“We talked about this a lot because Sorrento is also grappling with its past like Richmond is, and what type of story it’s telling to its residents and visitors,” Levinson said. “In my teaching, I’ve seen that sometimes it is easier to see what is at home only after you have had a chance to see it somewhere else.”
In my teaching, I’ve seen that sometimes it is easier to see what is at home only after you have had a chance to see it somewhere else.
Levinson and her students also discussed how Naples, the closest major city to Sorrento, has dealt with 20th-century buildings that feature markings from the fascist Mussolini era, finding parallels and contrasts to Richmond and its Confederate statues before their removal. Many such buildings in Naples and elsewhere in Italy are still standing but have different methods to help frame them for the present.
“My students had obviously thought about contextualization within Richmond and its history both before and after the statues came down, but I think seeing a similar issue in Sorrento kind of made our conversations about Richmond a lot richer,” Levinson said.
Leila Torres, a sophomore anthropology major in the College of Humanities and Sciences, said the trip provided her historical framework and understanding of how issues – particularly difficult ones – are remembered and memorialized.
“I had not really thought about the parallels between a place like Sorrento and Richmond before the class,” Torres said. “I would have probably never gone to Italy without this class.
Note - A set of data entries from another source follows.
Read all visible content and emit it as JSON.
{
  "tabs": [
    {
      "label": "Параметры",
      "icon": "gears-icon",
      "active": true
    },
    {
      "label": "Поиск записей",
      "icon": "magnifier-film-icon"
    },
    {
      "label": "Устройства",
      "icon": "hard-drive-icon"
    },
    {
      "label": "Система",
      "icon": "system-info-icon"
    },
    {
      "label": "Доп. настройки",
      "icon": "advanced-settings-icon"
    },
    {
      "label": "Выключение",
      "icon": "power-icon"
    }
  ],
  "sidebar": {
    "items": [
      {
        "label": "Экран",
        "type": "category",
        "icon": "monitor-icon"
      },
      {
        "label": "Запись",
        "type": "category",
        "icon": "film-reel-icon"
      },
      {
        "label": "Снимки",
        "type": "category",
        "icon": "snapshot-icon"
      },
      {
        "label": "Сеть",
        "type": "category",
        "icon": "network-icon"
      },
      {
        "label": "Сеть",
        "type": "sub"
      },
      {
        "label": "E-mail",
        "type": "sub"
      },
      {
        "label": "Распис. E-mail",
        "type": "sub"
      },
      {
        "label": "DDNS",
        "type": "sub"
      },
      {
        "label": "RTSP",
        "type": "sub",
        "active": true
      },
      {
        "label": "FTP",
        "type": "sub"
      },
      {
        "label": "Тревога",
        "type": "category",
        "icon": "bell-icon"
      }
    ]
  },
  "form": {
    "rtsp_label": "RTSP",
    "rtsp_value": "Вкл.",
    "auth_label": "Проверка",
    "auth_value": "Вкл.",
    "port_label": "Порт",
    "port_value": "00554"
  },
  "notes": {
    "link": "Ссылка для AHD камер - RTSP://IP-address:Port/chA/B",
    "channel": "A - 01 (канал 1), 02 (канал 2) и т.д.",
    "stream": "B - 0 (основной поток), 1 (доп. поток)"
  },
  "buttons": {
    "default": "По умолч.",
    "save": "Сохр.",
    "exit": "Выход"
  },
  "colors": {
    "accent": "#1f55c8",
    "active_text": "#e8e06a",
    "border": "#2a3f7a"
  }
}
I found it really interesting that there could be connections — albeit about difficult histories and issues like racism and sexism — around memory and place between the two.”
I had not really thought about the parallels between a place like Sorrento and Richmond before the class. I would have probably never gone to Italy without this class. I found it really interesting that there could be connections — albeit about difficult histories and issues like racism and sexism — around memory and place between the two."
One of Richmond’s most recent statues came into conversation throughout the course, said Kira Dunn, a senior in VCU’s School of Social Work.
“We talked about the ‘Rumors of War’ statue that is in front of the Virginia Museum of Fine Arts and different monuments we see in our everyday lives in Richmond – and connecting them with what we were seeing in Sorrento,” Dunn said. “And we talked about how modern statues can come to represent present time more accurately, like ‘Rumors of War’ has.”
Among the nearby destinations the class explored was Pompeii, which was buried under ash in 79 A.D. from the eruption of Mount Vesuvius. The excavated city’s decision to display the preserved remains of residents who were buried by the volcanic ash was a conscious choice of how to present history and serve memory – and it was a powerful venue for discussing preservation and memorialization.
“In Pompeii, it is so well-preserved that you can still see grooves from wheels in the streets, and many of the murals are still intact,” Levinson said. “Seeing my students kind of physically confronted with this history [and how it is presented] was really special.”
GEO plans to run the program again in summer 2024 which will offer Levinson’s course in addition to the Psychology of Women, taught by Kim Case, Ph.D. The program also offers students the opportunity to participate in an internship or enroll in other courses available at the institute in various disciplines such as the sciences, business, classical studies, health, Italian and social sciences. For more information about VCU’s study abroad program in Sorrento, as well as funding opportunities for study abroad, students can contact Levinson or the Global Education Office.
“The value of study abroad is really clear,” Levinson said. “I studied abroad in Italy [as an undergraduate], and it changed my life in a lot of ways. So I was really excited to be able to offer this opportunity around my area of expertise to students at VCU.”